Let me know your favorite . . .

–Becky  

 “Libraries are places of inclusion rather than exclusion.”
American Library Association

Banned Books Posters + T-Shirts Round-Up

Censorship is not a thing of the past. You might be surprised to learn that more than 11,000 books have been banned or challenged since 1982 and 348 reported in 2010. Banned Books Awareness Week (BBAW) is an annual event when we, the community of employees and customers at Half Price Books, celebrate our First Amendment rights. Alongside the American Library Association and booklovers everywhere, we celebrate our freedom to read. As part of this, posters and T-shirts are designed each year. Here’s a round-up of some of our favorites.

 

Support the imaginative and courageous authors of all books, including those that open our eyes to controversial topics. Exercise your First Amendment rights this week by reading a banned or challenged book. And encourage others to build libraries, not bonfires.

Put on your favorite “Banned Books” T-shirt this week and join us! If you haven’t already, be sure to check out the virtual rally happening online. Make a comment below telling us how you joined the First Amendment Rights Rally before 3 p.m. CST on Thursday, September 29 and enter to win a free HPB Banned Books tee. Winner will be randomly selected.

— Meredith

 

UPDATE: Congratulations to our random winner, Jackie Fender. You’ve won your very own HPB Banned Books T-Shirt. Drop us a note at besocial@hpb.com to claim your prize! This giveaway is now closed. Thanks to everyone who participated.

#BBAW11 Title Poetry CONTEST

We LOVED the Title Poetry contests put on the last few weeks by the incomparable Janet Reid and the adorable Tahereh Mafi, so we were inspired to do our own, with a Banned Books twist! 

Here’s how it will work: 

Make a poem with your *banned* books. You may need to add a word here and there, but each line of the poem must include the title of a *banned* book— children’s or adult.  

How to enter: EMAIL the poem and the jpg to besocial@hpb.com. Poem in the body of the email, jpg attached. The contest will close Wednesday 9/28 at noon (12:00 p.m.) and will open . . .  NOW! We will publish the Top 5 and the winner on Thursday 9/29. 

(UPDATE: We’ve heard that some of you would like more time (understandably) so we’re pushing the deadline back to Thursday 9/29 at noon, with the Top 5 & winner posted on Friday 9/30. Now get to it.)

Don’t have a stack of banned books just laying around? Feel free to go to your nearest Half Price Books — there are plenty sold there (since 1972 :))

We can’t wait to see what you guys come up with!

— Kristen D.  

Banned Books Awareness Week 2011

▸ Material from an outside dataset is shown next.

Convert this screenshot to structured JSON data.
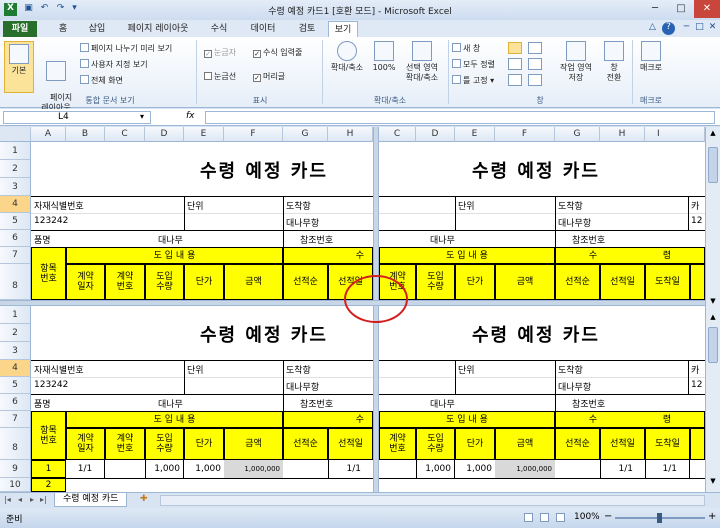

From our Springhurst store in LouisvilleHi guys! Y’know, just when I think my family and I are your average, ordinary citizens, I find out that, actually, we’re way-out radicals!  The folks at Half Price Books told me this was Banned Books Awareness Week.  Who knew? Huck Finn, the Twilight Series, even The Bible have all been challenged or banned by some group at one time or another.

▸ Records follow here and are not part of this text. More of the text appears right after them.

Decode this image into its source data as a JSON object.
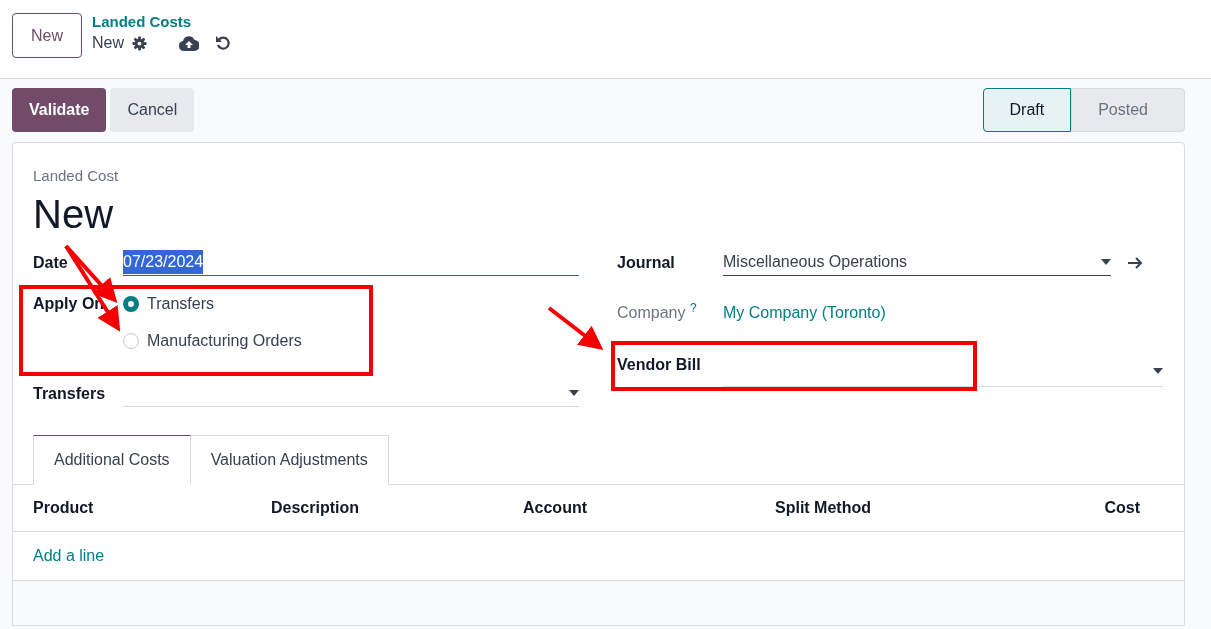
{
  "top_bar": {
    "new_button": "New",
    "breadcrumb": {
      "parent": "Landed Costs",
      "current": "New"
    }
  },
  "actions": [
    {
      "label": "Validate",
      "kind": "primary"
    },
    {
      "label": "Cancel",
      "kind": "secondary"
    }
  ],
  "statusbar": [
    {
      "label": "Draft",
      "selected": true
    },
    {
      "label": "Posted",
      "selected": false
    }
  ],
  "form": {
    "overline": "Landed Cost",
    "title": "New",
    "date": {
      "label": "Date",
      "value": "07/23/2024",
      "highlighted": true
    },
    "apply_on": {
      "label": "Apply On",
      "options": [
        {
          "label": "Transfers",
          "selected": true
        },
        {
          "label": "Manufacturing Orders",
          "selected": false
        }
      ]
    },
    "transfers": {
      "label": "Transfers"
    },
    "journal": {
      "label": "Journal",
      "value": "Miscellaneous Operations"
    },
    "company": {
      "label": "Company",
      "help": "?",
      "value": "My Company (Toronto)"
    },
    "vendor_bill": {
      "label": "Vendor Bill"
    }
  },
  "tabs": [
    {
      "label": "Additional Costs",
      "selected": true
    },
    {
      "label": "Valuation Adjustments",
      "selected": false
    }
  ],
  "table": {
    "columns": [
      "Product",
      "Description",
      "Account",
      "Split Method",
      "Cost"
    ],
    "add_line": "Add a line"
  }
}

Well, darned if I hadn’t read most of ‘em!  And my “wild” wife Jenni … she’s read To Kill a Mockingbird and Peyton Place plenty of times. Our youngest loves all the Harry Potter books, but there’re evidently some people out there that aren’t “just wild about Harry.” Yep, he’s on the list too! And The Joy of Sex was banned in 1972 when Half Price Books first opened their doors … thus creating the term “book lovers!”

Guess we just don’t buy into not having the freedom to read what’s out there if we want. We’ll never stop reading these so-called banned books … or shopping our favorite bookstore, Half Price Books. And if you can believe it, the latest radio ad was even banned from certain stations for being too controversial! 

So hurry in and be a way-out radical too! While you’re there, you might see some of these Banned Books Awareness Week displays the stores are putting up. Pretty creative! 

 
From our North Lamar store in Austin, Texas

From our Springhurst store in Louisville, Kentucky

From our South Lamar store in Austin, Texas

So, what’s your favorite banned book?

— Jim Swayze